<<<<

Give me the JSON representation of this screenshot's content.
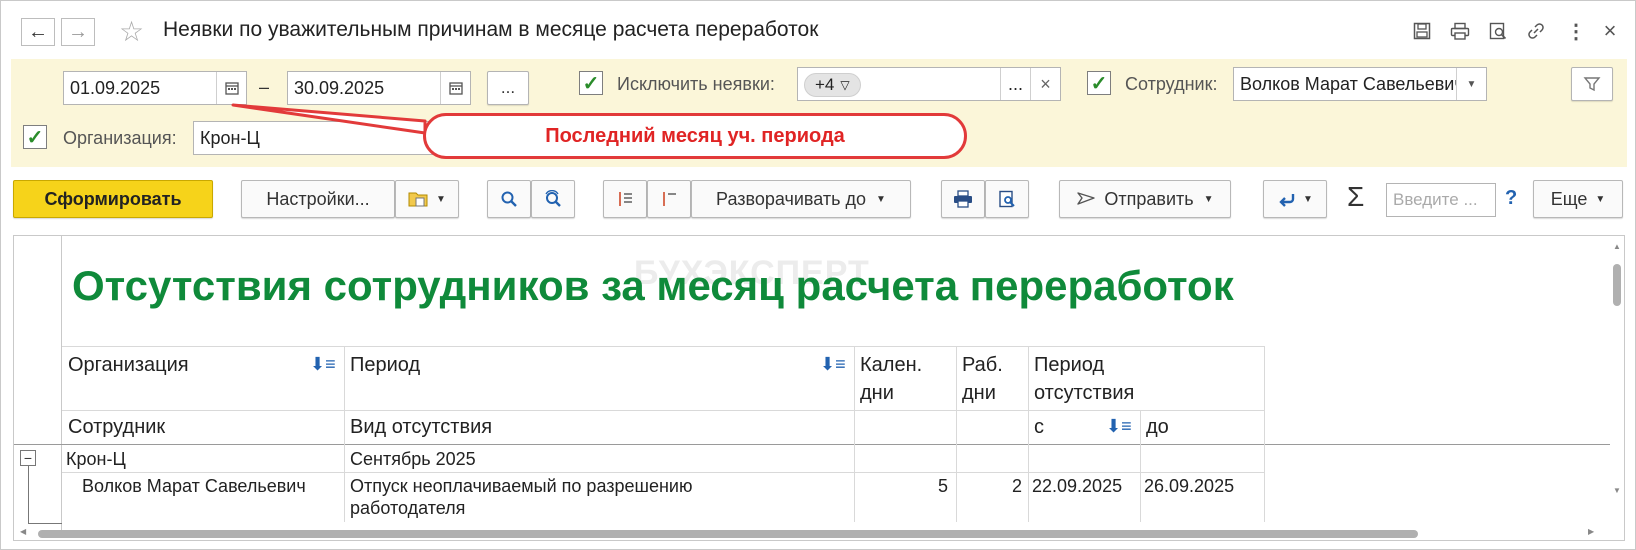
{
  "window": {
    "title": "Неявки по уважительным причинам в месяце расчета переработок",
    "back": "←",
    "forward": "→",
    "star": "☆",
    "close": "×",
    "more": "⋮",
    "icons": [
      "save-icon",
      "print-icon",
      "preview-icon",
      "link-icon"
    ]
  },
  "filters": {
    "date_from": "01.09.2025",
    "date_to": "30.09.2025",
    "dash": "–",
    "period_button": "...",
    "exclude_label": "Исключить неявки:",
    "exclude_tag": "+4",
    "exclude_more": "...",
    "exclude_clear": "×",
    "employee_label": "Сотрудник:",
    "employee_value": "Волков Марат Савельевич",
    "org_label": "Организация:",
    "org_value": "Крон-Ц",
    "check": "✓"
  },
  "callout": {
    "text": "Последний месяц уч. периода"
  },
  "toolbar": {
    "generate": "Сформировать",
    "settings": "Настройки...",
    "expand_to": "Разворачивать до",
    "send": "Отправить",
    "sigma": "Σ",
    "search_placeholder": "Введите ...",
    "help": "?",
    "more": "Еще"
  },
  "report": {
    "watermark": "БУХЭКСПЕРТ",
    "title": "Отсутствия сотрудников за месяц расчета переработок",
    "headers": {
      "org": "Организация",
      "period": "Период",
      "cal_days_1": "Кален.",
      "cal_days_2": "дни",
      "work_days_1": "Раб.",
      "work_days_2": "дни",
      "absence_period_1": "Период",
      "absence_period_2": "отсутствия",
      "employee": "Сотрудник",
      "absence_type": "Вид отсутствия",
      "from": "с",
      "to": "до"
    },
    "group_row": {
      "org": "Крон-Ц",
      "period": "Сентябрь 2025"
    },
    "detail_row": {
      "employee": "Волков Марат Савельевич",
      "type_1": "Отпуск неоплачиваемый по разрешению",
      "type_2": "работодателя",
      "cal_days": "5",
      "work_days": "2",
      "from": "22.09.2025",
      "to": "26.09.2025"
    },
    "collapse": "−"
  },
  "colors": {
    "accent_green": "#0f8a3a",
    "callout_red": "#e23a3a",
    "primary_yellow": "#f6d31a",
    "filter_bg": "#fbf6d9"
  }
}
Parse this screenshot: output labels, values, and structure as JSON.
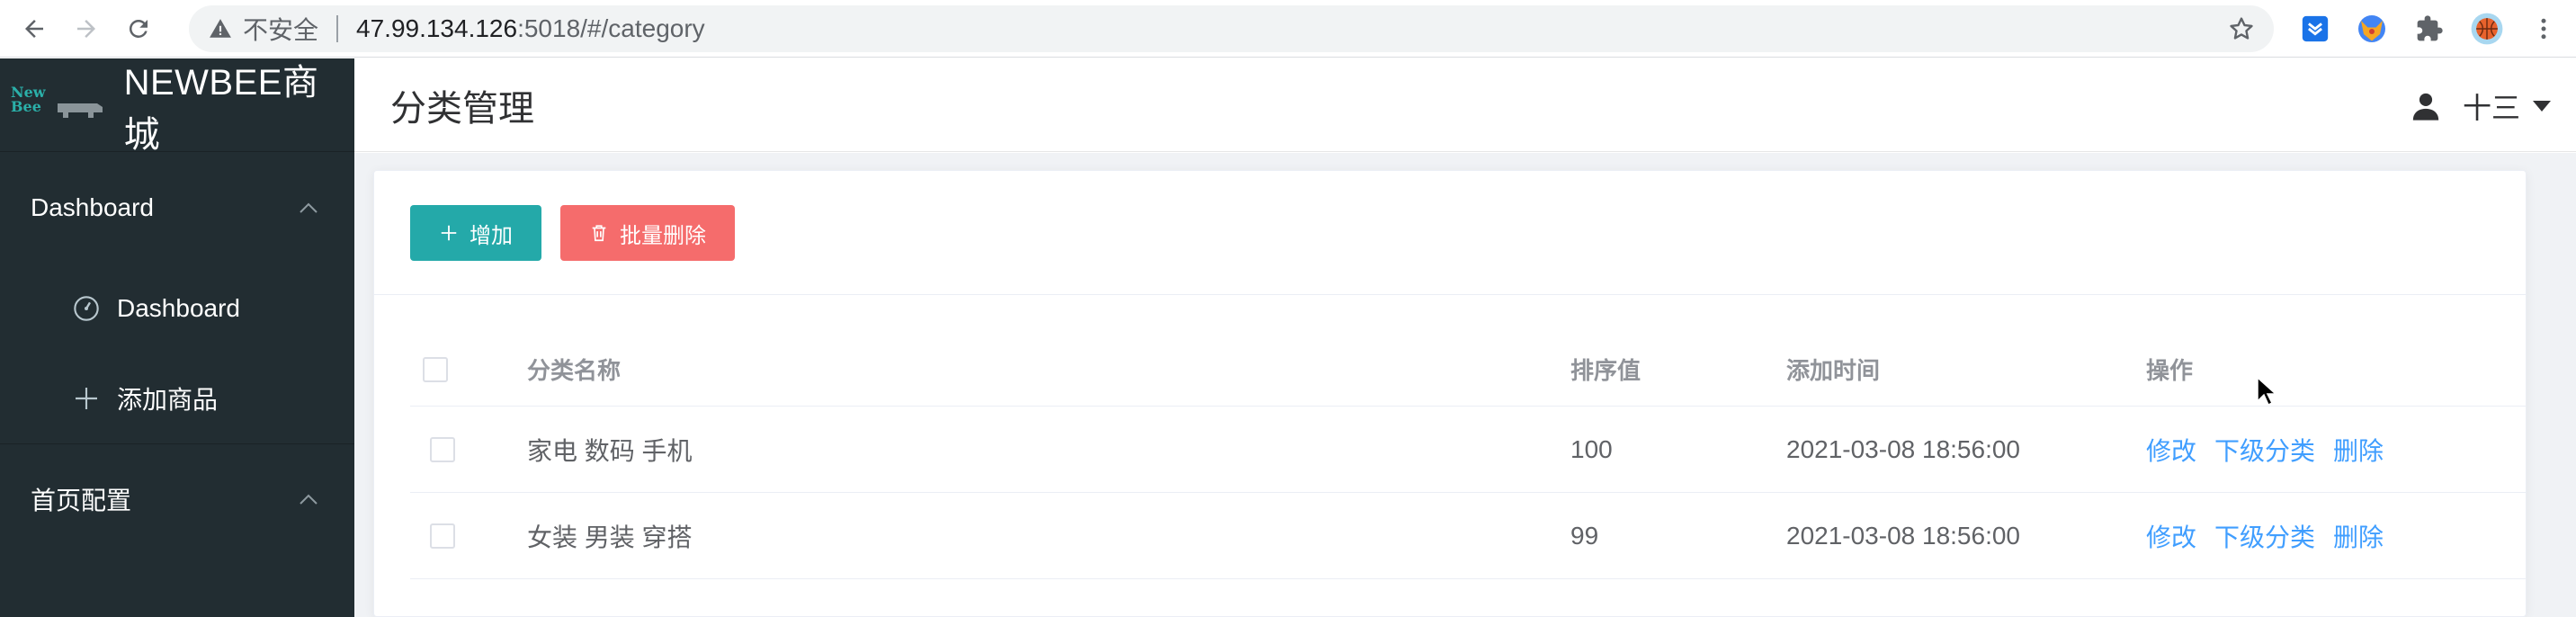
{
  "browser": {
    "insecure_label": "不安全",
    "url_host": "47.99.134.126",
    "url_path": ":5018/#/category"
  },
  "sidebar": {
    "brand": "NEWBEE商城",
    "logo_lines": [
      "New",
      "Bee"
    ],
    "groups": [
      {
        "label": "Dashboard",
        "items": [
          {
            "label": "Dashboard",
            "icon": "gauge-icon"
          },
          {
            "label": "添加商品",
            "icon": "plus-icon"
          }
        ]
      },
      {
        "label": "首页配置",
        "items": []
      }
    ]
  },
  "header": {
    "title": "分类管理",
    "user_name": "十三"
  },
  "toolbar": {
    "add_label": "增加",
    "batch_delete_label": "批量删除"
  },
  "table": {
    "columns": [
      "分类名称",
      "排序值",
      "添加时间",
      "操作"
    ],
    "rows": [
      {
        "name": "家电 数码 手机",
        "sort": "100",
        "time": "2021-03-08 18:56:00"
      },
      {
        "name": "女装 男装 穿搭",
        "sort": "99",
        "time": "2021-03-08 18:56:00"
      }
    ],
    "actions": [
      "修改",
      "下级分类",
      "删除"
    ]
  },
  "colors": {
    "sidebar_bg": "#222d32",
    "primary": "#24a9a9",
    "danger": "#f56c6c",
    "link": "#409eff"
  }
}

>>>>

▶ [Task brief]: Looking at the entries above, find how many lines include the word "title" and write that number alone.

▶ [Exercise solution]: 3